- Student outcomes: The percentage of Charter schools in North Carolina meeting or exceeding expected annual growth lags behind that of traditional public schools.
- Racial isolation: A 2017 study by UCLA, demonstrated charter schools are more segregated than traditional public schools and the share of minority charter students has declined over time. In addition, the burgeoning numbers of charters drive increasing amounts of segregation in traditional public schools, as middle class, mostly white students leave their district schools. NC charters also serve lower proportions of low-income students than traditional public schools. A little more than half the students come from low-income families at traditional public schools. In charters, however, only one in three students are low-income. Original legislation required racial and ethnic diversity in charter schools, but a 2013 law dropped the mandate. Charter schools are required only to “make efforts” to “reasonably reflect the racial and ethnic composition” in the area where the school is located but there is no mechanism for doing so and no consequence for failing to achieve a resemblance to the LEA.
- Public assets can become private assets: A failing charter can be taken over by a new entity, instead of being closed. The school’s assets would then be transferred to the new operator, not back to the state.

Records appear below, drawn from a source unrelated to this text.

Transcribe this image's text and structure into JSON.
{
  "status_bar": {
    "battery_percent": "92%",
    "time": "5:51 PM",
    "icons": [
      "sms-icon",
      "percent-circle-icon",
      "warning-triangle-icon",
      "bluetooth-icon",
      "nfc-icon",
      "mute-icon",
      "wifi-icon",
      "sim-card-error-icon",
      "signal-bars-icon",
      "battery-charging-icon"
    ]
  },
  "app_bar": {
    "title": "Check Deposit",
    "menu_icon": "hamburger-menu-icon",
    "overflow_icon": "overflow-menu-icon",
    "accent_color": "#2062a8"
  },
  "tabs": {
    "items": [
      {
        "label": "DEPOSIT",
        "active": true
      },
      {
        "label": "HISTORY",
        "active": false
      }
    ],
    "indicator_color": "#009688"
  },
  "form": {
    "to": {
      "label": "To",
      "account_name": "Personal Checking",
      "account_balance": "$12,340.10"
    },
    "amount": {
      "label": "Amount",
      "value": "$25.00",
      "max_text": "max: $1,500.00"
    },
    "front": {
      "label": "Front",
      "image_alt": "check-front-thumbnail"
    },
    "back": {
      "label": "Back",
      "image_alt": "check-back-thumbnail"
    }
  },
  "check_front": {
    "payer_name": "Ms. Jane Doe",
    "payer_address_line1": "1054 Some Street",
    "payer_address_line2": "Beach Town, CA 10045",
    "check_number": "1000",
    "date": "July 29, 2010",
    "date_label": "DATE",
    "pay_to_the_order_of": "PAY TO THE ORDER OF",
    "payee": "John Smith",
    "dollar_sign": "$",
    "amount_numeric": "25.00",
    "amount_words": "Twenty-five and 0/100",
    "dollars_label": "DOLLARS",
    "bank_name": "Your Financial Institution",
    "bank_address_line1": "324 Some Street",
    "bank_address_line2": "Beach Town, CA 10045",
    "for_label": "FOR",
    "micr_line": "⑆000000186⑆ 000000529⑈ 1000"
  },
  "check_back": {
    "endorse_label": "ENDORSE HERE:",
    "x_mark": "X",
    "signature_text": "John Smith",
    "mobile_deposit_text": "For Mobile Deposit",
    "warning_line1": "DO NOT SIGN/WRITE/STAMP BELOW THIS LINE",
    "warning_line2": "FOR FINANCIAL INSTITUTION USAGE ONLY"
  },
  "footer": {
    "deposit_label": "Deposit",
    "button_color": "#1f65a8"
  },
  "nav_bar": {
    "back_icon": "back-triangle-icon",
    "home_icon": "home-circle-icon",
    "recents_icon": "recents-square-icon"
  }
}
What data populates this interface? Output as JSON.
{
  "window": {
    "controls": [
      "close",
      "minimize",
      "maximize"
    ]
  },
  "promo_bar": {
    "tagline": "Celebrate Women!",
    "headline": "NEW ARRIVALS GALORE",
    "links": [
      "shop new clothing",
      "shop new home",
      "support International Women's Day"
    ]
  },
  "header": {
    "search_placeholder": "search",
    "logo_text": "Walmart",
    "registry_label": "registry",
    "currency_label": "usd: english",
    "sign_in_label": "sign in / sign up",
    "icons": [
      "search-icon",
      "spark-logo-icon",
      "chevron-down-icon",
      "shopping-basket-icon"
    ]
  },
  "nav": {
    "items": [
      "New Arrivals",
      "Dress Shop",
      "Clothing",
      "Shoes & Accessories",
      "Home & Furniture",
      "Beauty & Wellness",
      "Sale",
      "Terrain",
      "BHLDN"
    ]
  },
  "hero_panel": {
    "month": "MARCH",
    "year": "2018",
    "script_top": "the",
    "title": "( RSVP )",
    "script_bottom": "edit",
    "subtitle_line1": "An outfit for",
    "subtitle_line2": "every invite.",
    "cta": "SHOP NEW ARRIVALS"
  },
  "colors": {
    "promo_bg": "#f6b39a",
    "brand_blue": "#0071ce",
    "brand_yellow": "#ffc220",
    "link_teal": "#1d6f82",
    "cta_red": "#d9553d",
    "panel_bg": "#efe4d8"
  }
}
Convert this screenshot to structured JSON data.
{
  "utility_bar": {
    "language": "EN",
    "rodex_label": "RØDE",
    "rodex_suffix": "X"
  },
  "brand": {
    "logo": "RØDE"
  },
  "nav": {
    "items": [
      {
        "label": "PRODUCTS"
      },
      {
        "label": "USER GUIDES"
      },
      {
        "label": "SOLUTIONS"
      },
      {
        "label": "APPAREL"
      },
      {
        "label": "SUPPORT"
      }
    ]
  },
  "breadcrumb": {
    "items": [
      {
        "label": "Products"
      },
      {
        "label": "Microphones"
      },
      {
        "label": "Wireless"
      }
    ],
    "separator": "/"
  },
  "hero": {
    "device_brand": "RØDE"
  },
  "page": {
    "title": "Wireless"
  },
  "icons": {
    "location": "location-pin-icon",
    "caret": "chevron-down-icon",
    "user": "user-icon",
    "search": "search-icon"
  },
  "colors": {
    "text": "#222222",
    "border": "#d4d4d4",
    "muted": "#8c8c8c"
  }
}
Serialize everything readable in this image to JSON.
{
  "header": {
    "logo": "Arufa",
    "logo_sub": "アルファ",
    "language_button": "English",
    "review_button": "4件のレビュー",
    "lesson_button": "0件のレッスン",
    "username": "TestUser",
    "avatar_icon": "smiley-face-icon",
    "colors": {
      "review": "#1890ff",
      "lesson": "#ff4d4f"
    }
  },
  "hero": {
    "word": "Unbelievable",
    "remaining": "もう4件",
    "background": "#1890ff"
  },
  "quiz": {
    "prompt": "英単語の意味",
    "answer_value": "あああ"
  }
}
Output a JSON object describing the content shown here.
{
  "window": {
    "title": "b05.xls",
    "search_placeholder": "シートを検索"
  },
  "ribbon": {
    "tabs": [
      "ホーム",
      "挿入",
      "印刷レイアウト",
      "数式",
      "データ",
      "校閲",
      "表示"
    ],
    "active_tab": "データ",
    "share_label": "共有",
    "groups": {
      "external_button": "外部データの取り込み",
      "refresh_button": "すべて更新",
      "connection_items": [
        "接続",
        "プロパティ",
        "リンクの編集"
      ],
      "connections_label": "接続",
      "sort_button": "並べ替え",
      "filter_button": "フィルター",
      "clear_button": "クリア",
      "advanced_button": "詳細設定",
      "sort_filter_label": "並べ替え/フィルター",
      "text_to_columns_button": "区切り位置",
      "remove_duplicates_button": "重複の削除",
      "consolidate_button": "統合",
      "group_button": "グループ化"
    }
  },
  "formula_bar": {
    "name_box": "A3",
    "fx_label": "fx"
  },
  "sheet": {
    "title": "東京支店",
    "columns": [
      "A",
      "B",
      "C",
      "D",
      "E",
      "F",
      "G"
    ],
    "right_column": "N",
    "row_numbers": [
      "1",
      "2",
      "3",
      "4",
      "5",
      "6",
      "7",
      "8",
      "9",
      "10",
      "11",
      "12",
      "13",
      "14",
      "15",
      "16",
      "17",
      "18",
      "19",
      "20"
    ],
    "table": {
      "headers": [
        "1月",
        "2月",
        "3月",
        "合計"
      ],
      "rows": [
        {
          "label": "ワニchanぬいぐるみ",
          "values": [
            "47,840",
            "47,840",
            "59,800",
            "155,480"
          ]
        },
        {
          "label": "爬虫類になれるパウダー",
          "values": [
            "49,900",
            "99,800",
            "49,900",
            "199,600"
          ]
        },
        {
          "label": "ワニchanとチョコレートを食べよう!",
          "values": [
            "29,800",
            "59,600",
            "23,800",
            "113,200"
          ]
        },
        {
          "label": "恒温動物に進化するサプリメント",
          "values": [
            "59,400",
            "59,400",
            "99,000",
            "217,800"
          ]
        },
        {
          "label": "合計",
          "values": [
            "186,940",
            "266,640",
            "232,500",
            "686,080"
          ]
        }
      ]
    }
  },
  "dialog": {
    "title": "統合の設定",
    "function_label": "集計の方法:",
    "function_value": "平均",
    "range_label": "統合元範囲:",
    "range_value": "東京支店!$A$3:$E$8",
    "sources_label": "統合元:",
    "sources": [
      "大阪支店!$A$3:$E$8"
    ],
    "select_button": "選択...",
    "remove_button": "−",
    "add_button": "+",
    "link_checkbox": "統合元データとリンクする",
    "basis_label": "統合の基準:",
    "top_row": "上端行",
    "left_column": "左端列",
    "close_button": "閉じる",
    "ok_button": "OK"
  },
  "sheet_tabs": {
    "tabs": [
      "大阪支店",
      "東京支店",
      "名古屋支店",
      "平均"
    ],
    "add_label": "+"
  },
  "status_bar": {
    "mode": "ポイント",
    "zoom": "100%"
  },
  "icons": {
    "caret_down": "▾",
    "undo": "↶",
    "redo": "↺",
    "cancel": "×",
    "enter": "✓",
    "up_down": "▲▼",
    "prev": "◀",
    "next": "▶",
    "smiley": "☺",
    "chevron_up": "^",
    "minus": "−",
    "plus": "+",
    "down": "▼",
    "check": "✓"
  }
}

For these reasons, many education experts advocate that the state only allow a limited number of truly innovative, not-for-profit charter schools designed to work with local school districts and be managed with careful local and state oversight. There is growing call for giving traditional schools the same privileges and flexibilities as the charter schools to enhance choice and program offerings to accommodate academic needs of our children. This would allow innovative, creative and flexible learning opportunities along with the transparency, accountability and stability that parents, teachers, students and taxpayers desire while keeping one public system of public schooling in NC.
Best Practices for charter schools:
- Only be granted a charter if the proposed school will offer an educational experience that is qualitatively different from what is available in traditional public schools.
- Charter Schools should use weighted lotteries to ensure the racial and socioeconomic makeup of the school reflects the larger community.
- Maintain fidelity to the original concept of charters, including the sharing of best practices with traditional public schools.
- Not be operated by private, for-profit entities.
- Work in partnership with local school districts. Charter schools should have limited impact on long-term planning including capital, facilities, and enrollment.
- Be held to the same careful oversight, accountability, and transparency regarding academic standards and financial review as traditional public schools.
- Offer free and reduced lunch, safe and reliable transportation, and services for students with disabilities, limited English proficient students, and academically gifted students.
- “Reasonably reflect racial and ethnic composition” in the area where the school is located.
Sources: Please see our website for more research, citations and information on this topic. Last revised: September 13, 2019